Task objective:
Read through the data and report every line in which the word "label" occurs.

Dataset records:
▽

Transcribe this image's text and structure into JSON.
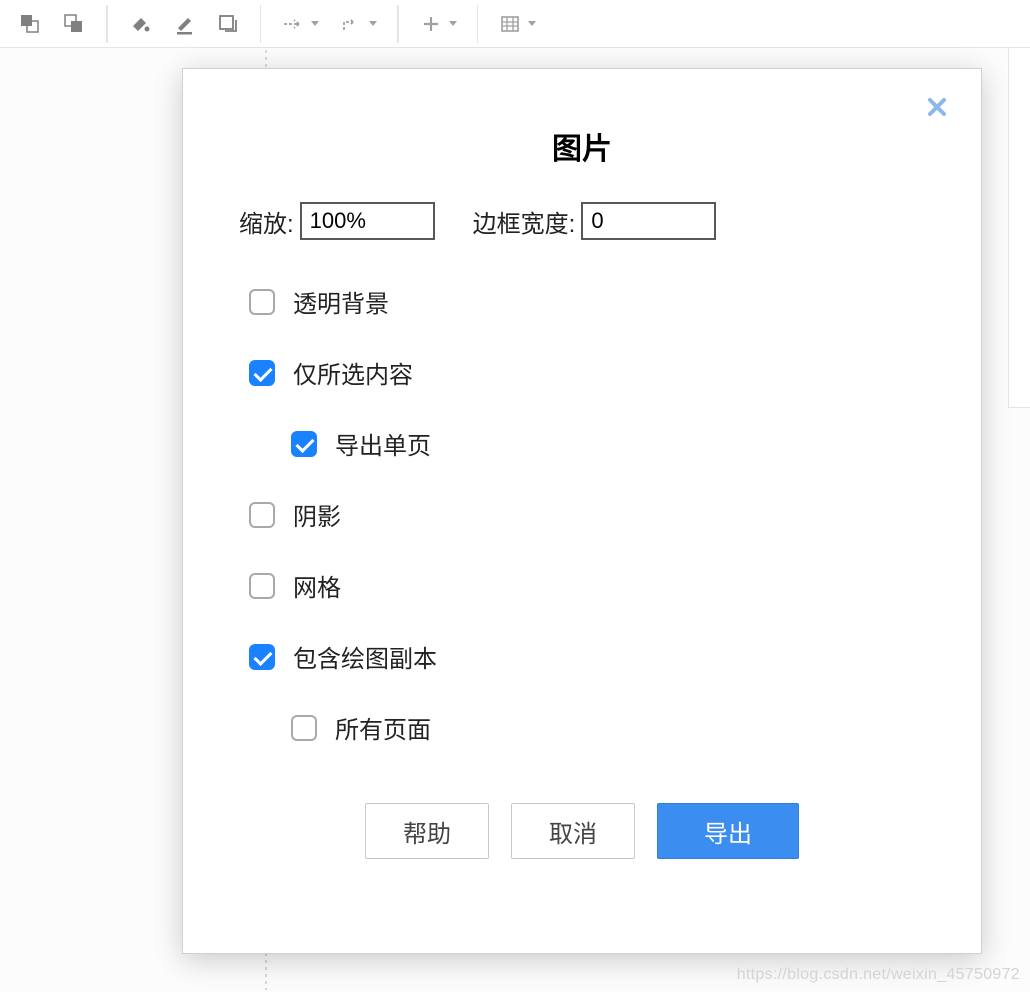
{
  "toolbar": {
    "icons": [
      "to-front-icon",
      "to-back-icon",
      "fill-color-icon",
      "line-color-icon",
      "shadow-icon",
      "connection-style-icon",
      "waypoint-icon",
      "add-icon",
      "table-icon"
    ]
  },
  "dialog": {
    "title": "图片",
    "zoom": {
      "label": "缩放:",
      "value": "100%"
    },
    "border": {
      "label": "边框宽度:",
      "value": "0"
    },
    "options": {
      "transparent": {
        "label": "透明背景",
        "checked": false
      },
      "selection": {
        "label": "仅所选内容",
        "checked": true
      },
      "single_page": {
        "label": "导出单页",
        "checked": true
      },
      "shadow": {
        "label": "阴影",
        "checked": false
      },
      "grid": {
        "label": "网格",
        "checked": false
      },
      "include_copy": {
        "label": "包含绘图副本",
        "checked": true
      },
      "all_pages": {
        "label": "所有页面",
        "checked": false
      }
    },
    "buttons": {
      "help": "帮助",
      "cancel": "取消",
      "export": "导出"
    }
  },
  "watermark": "https://blog.csdn.net/weixin_45750972"
}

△

Solution to the exercise:
      "label": "缩放:",
      "label": "边框宽度:",
        "label": "透明背景",
        "label": "仅所选内容",
        "label": "导出单页",
        "label": "阴影",
        "label": "网格",
        "label": "包含绘图副本",
        "label": "所有页面",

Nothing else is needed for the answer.